Photographs can have context created for them, and in turn achieve their purpose. Berger states that the better than photograph, the fuller the context that can be created. The photographs I use were not taken by me; does this mean they are void of context? I believe it may be the case in the first instance, as the imagery is in fact not my own. In choosing that particular image however, brings it into a new context, a new meaning by curating this tiny little exhibition of existing visual culture every time the glue dries on a page.
Berger, J. (1978). as cited in Evans, J. (1997) The camerawork essays, context and meaning in photography. New York University Press: New York.
Today I went into Uni to try and launch this site using my Macbook. Whilst seated comfortably, I searched for the wi-fi connection that we have access to. Having accessed this before whilst seated comfortably, I was confident that there would be no issues. However, I couldn’t connect. A tragedy in this day and age. It’s 2013, what do you mean I can’t connect? What does this error message imply when it says the licenses are full? I punched in IT’s number on my iPhone (which, by the way, was completely and utterly connected to the internet) and waited patiently for a call back. Then it came…
“Hi, I’m ringing about your IT issue. Yeah, erm. I’m really sorry but we’ve ran out of room for people on our network. There are too many devices connected at once, we expected a lot but not THIS many. Erm, keep trying and we are disconnecting people who are idle or who haven’t been on in a while”
“I fall into that category. I’ve already registered, I have my place already”
“Erm yeah if you haven’t connected for a fortnight we will disconnect your place for somebody else. Our internet is pretty full at the moment, but if you keep trying then you will eventually get a place.”
He spoke about the internet as a physical place. A place that could get full, contain too many people. I imagine it to be a smoky bar, with a bouncer and his little clicky people counting device letting one in and one out. A virtual cloud being weighed down with human data. It’s a strange thought, our invisible internet being ‘too full’. I started to think about Justin’s lecture last week and our presence on the internet. If we don’t make our social media into conversational media, then no one has to listen. The internet is full of nothing, and it is also full of everything. Making that mark is vital, especially if our endless space is filling up fast.
These thoughts brought me onto the idea of memory. Being fascinated with found imagery, and forgotten photographs means I often spend my time wondering about the people in the photographs. What happens to a memory once the person is disconnected with the object, or further still- what if they die? The same memory will never be replicated, yet the physical soulless photographs live on, with people like me inventing stories or making presumptions about the characters they contain. A memory is also a place full of endless data, and if it isn’t transitioned into conversations, no one has to listen to them either. It is a strange thought, and one so weirdly connected to the idea of our invisible internet being full.
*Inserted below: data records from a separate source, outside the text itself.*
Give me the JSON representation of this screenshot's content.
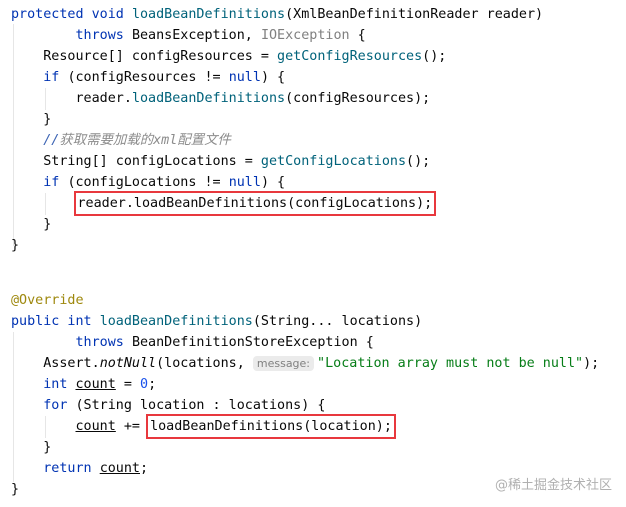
{
  "blocks": [
    {
      "lines": [
        [
          [
            "protected void ",
            "kw"
          ],
          [
            "loadBeanDefinitions",
            "fn"
          ],
          [
            "(XmlBeanDefinitionReader reader)",
            ""
          ]
        ],
        [
          [
            "        ",
            ""
          ],
          [
            "throws ",
            "kw"
          ],
          [
            "BeansException, ",
            ""
          ],
          [
            "IOException",
            "gray"
          ],
          [
            " {",
            ""
          ]
        ],
        [
          [
            "    Resource[] configResources = ",
            ""
          ],
          [
            "getConfigResources",
            "fn"
          ],
          [
            "();",
            ""
          ]
        ],
        [
          [
            "    ",
            ""
          ],
          [
            "if ",
            "kw"
          ],
          [
            "(configResources != ",
            ""
          ],
          [
            "null",
            "kw"
          ],
          [
            ") {",
            ""
          ]
        ],
        [
          [
            "        reader.",
            ""
          ],
          [
            "loadBeanDefinitions",
            "fn"
          ],
          [
            "(configResources);",
            ""
          ]
        ],
        [
          [
            "    }",
            ""
          ]
        ],
        [
          [
            "    ",
            ""
          ],
          [
            "//",
            "cms"
          ],
          [
            "获取需要加载的xml配置文件",
            "cm"
          ]
        ],
        [
          [
            "    String[] configLocations = ",
            ""
          ],
          [
            "getConfigLocations",
            "fn"
          ],
          [
            "();",
            ""
          ]
        ],
        [
          [
            "    ",
            ""
          ],
          [
            "if ",
            "kw"
          ],
          [
            "(configLocations != ",
            ""
          ],
          [
            "null",
            "kw"
          ],
          [
            ") {",
            ""
          ]
        ],
        [
          [
            "        ",
            ""
          ],
          [
            "reader.loadBeanDefinitions(configLocations);",
            "boxed"
          ]
        ],
        [
          [
            "    }",
            ""
          ]
        ],
        [
          [
            "}",
            ""
          ]
        ]
      ]
    },
    {
      "lines": [
        [
          [
            "@Override",
            "ann"
          ]
        ],
        [
          [
            "public int ",
            "kw"
          ],
          [
            "loadBeanDefinitions",
            "fn"
          ],
          [
            "(String... locations)",
            ""
          ]
        ],
        [
          [
            "        ",
            ""
          ],
          [
            "throws ",
            "kw"
          ],
          [
            "BeanDefinitionStoreException {",
            ""
          ]
        ],
        [
          [
            "    Assert.",
            ""
          ],
          [
            "notNull",
            "it"
          ],
          [
            "(locations, ",
            ""
          ],
          [
            "message:",
            "hint"
          ],
          [
            "\"Location array must not be null\"",
            "str"
          ],
          [
            ");",
            ""
          ]
        ],
        [
          [
            "    ",
            ""
          ],
          [
            "int ",
            "kw"
          ],
          [
            "count",
            "ul"
          ],
          [
            " = ",
            ""
          ],
          [
            "0",
            "num"
          ],
          [
            ";",
            ""
          ]
        ],
        [
          [
            "    ",
            ""
          ],
          [
            "for ",
            "kw"
          ],
          [
            "(String location : locations) {",
            ""
          ]
        ],
        [
          [
            "        ",
            ""
          ],
          [
            "count",
            "ul"
          ],
          [
            " += ",
            ""
          ],
          [
            "loadBeanDefinitions(location);",
            "boxed"
          ]
        ],
        [
          [
            "    }",
            ""
          ]
        ],
        [
          [
            "    ",
            ""
          ],
          [
            "return ",
            "kw"
          ],
          [
            "count",
            "ul"
          ],
          [
            ";",
            ""
          ]
        ],
        [
          [
            "}",
            ""
          ]
        ]
      ]
    }
  ],
  "watermark": "@稀土掘金技术社区"
}
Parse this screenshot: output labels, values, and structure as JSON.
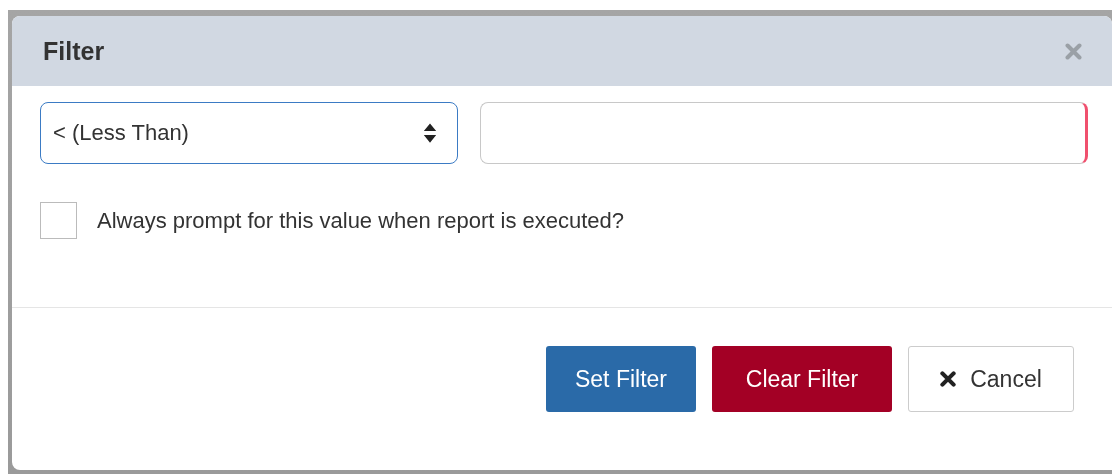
{
  "dialog": {
    "title": "Filter"
  },
  "operator_select": {
    "value": "< (Less Than)",
    "focused": true
  },
  "value_field": {
    "invalid": true
  },
  "prompt_checkbox": {
    "label": "Always prompt for this value when report is executed?",
    "checked": false
  },
  "buttons": [
    {
      "label": "Set Filter",
      "kind": "primary"
    },
    {
      "label": "Clear Filter",
      "kind": "danger"
    },
    {
      "label": "Cancel",
      "kind": "cancel"
    }
  ]
}
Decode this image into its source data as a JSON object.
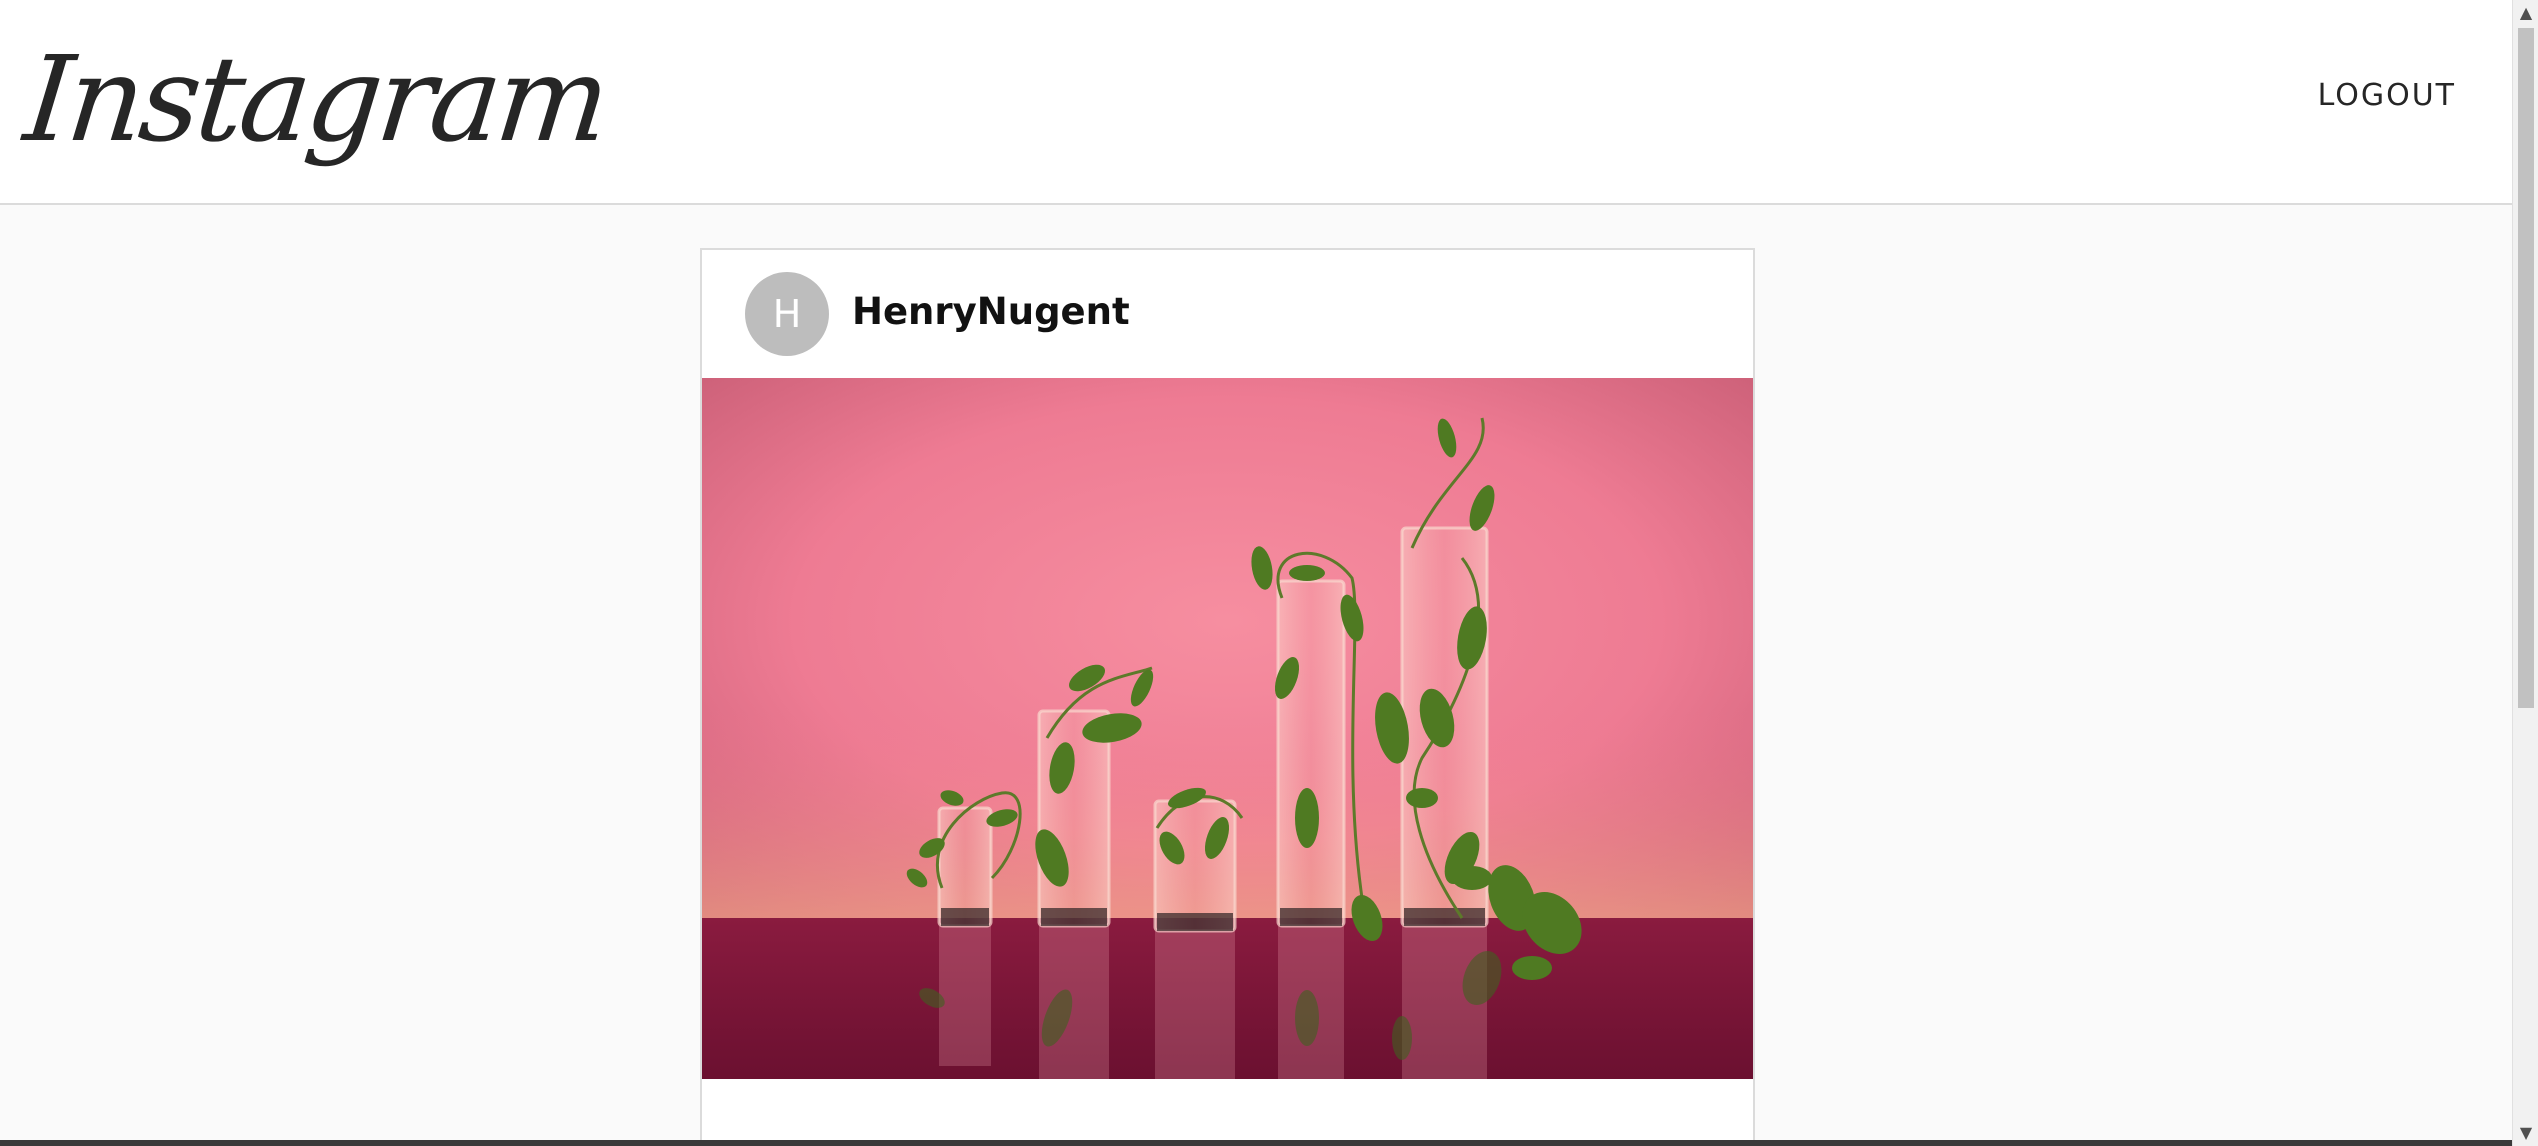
{
  "header": {
    "logo_text": "Instagram",
    "logout_label": "LOGOUT"
  },
  "post": {
    "avatar_initial": "H",
    "username": "HenryNugent",
    "image_alt": "Glass cylinders with plant vines on pink background"
  },
  "colors": {
    "background": "#fafafa",
    "card": "#ffffff",
    "border": "#dbdbdb",
    "avatar": "#bdbdbd",
    "photo_backdrop": "#ef7f95",
    "photo_table": "#7e1838"
  },
  "icons": {
    "scroll_up": "scroll-up-icon",
    "scroll_down": "scroll-down-icon"
  }
}
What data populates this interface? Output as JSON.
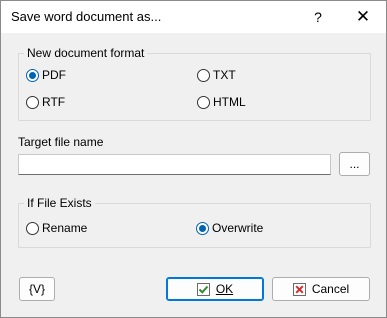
{
  "window": {
    "title": "Save word document as...",
    "help_glyph": "?",
    "close_glyph": "✕"
  },
  "format_group": {
    "label": "New document format",
    "options": [
      {
        "label": "PDF",
        "checked": true
      },
      {
        "label": "TXT",
        "checked": false
      },
      {
        "label": "RTF",
        "checked": false
      },
      {
        "label": "HTML",
        "checked": false
      }
    ]
  },
  "target": {
    "label": "Target file name",
    "value": "",
    "browse_label": "..."
  },
  "exists_group": {
    "label": "If File Exists",
    "options": [
      {
        "label": "Rename",
        "checked": false
      },
      {
        "label": "Overwrite",
        "checked": true
      }
    ]
  },
  "buttons": {
    "variables_label": "{V}",
    "ok_label": "OK",
    "cancel_label": "Cancel"
  },
  "icons": {
    "ok": "green-check-icon",
    "cancel": "red-x-icon"
  },
  "colors": {
    "accent": "#0063b1",
    "ok_icon": "#2e8b2e",
    "cancel_icon": "#d32f2f"
  }
}
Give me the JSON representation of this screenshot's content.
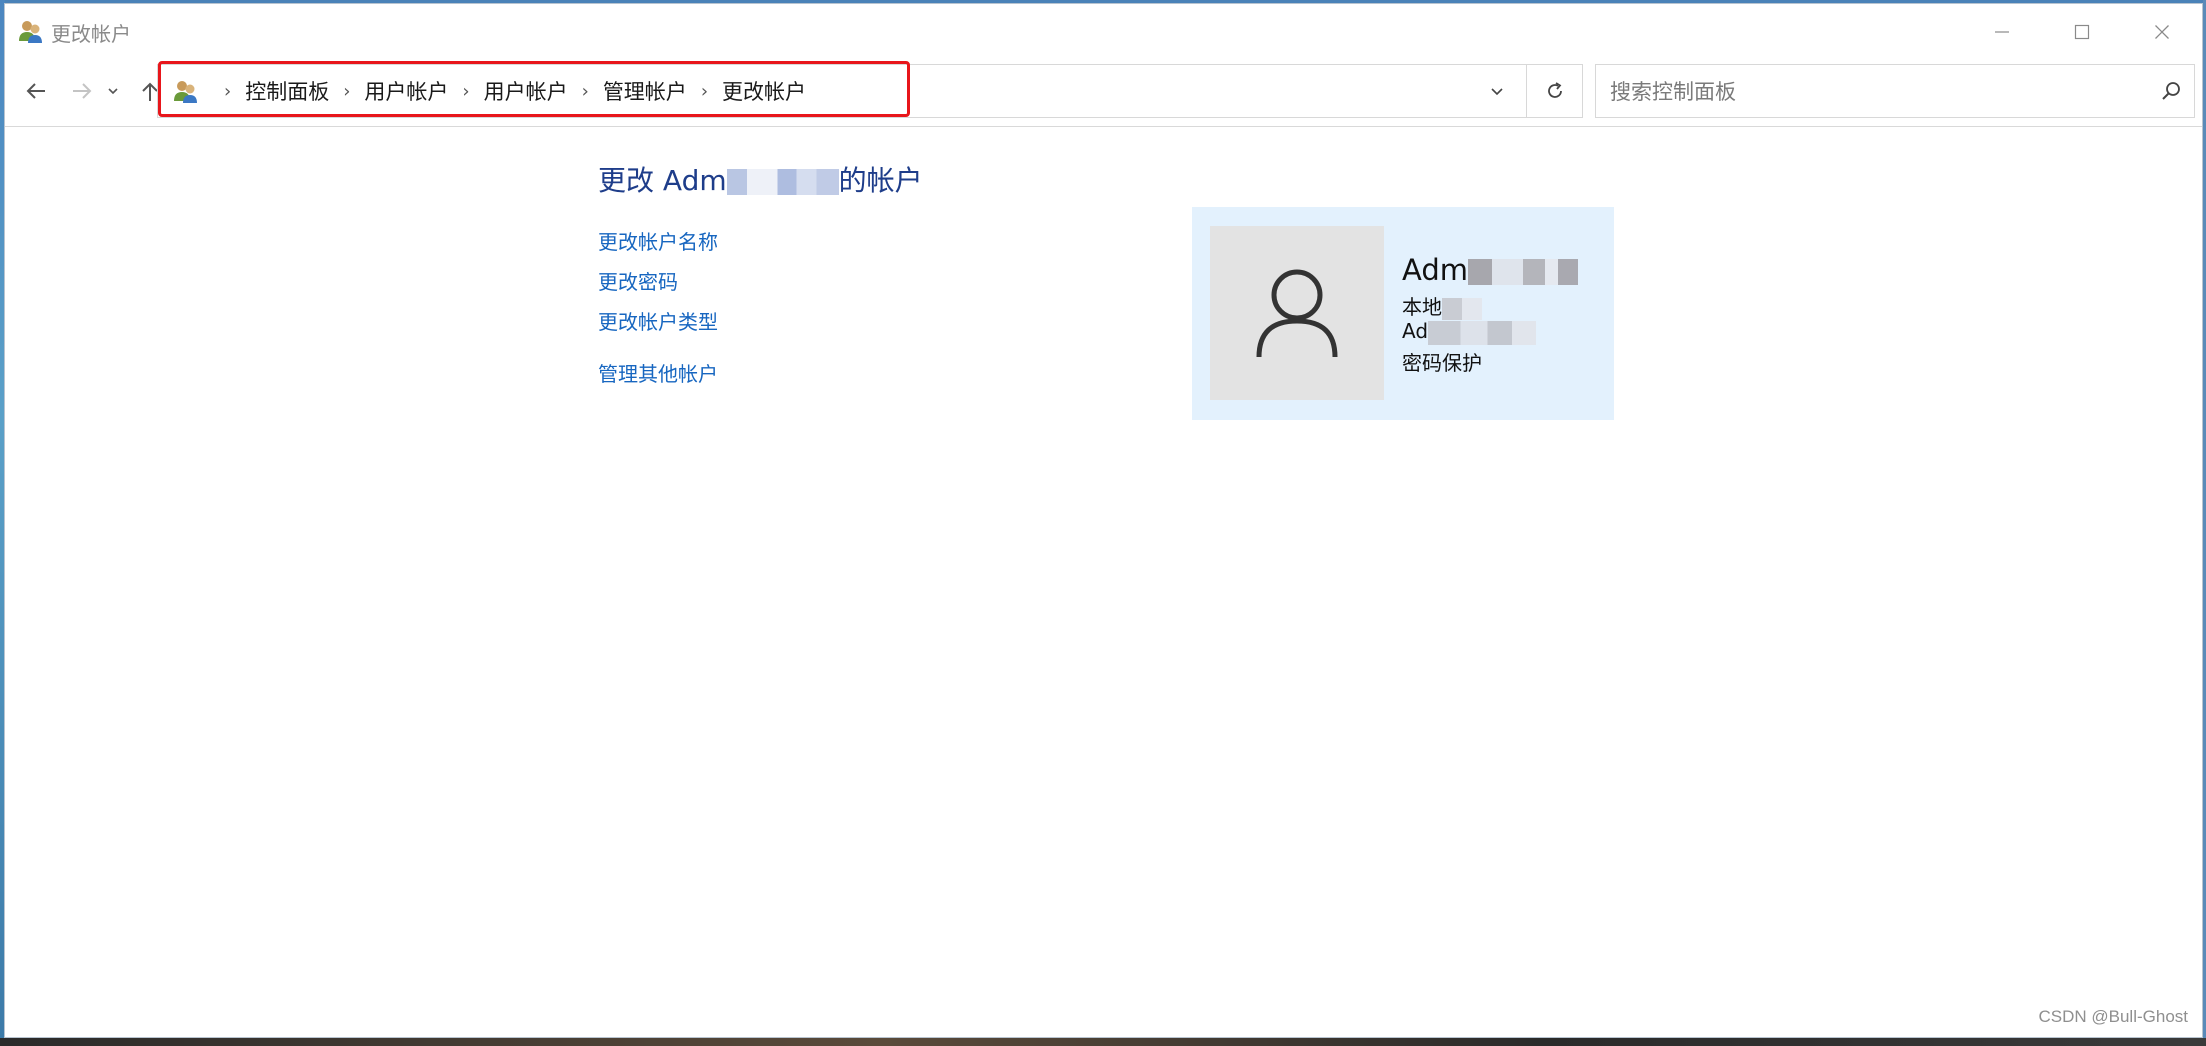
{
  "window": {
    "title": "更改帐户"
  },
  "address_bar": {
    "crumbs": [
      "控制面板",
      "用户帐户",
      "用户帐户",
      "管理帐户",
      "更改帐户"
    ]
  },
  "search": {
    "placeholder": "搜索控制面板"
  },
  "main": {
    "heading_prefix": "更改 Adm",
    "heading_suffix": "的帐户",
    "links": [
      "更改帐户名称",
      "更改密码",
      "更改帐户类型",
      "管理其他帐户"
    ]
  },
  "account_card": {
    "name_visible": "Adm",
    "line1_visible": "本地",
    "line2_visible": "Ad",
    "line3_visible": "密码保护"
  },
  "watermark": "CSDN @Bull-Ghost",
  "colors": {
    "heading": "#1e3d8a",
    "link": "#1766c0",
    "card_bg": "#e3f1fd",
    "highlight": "#e8161b"
  }
}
Your call is important to us, thank you for waiting. Your website can be viewed now… What does the future hold for memories destined to be forgotten?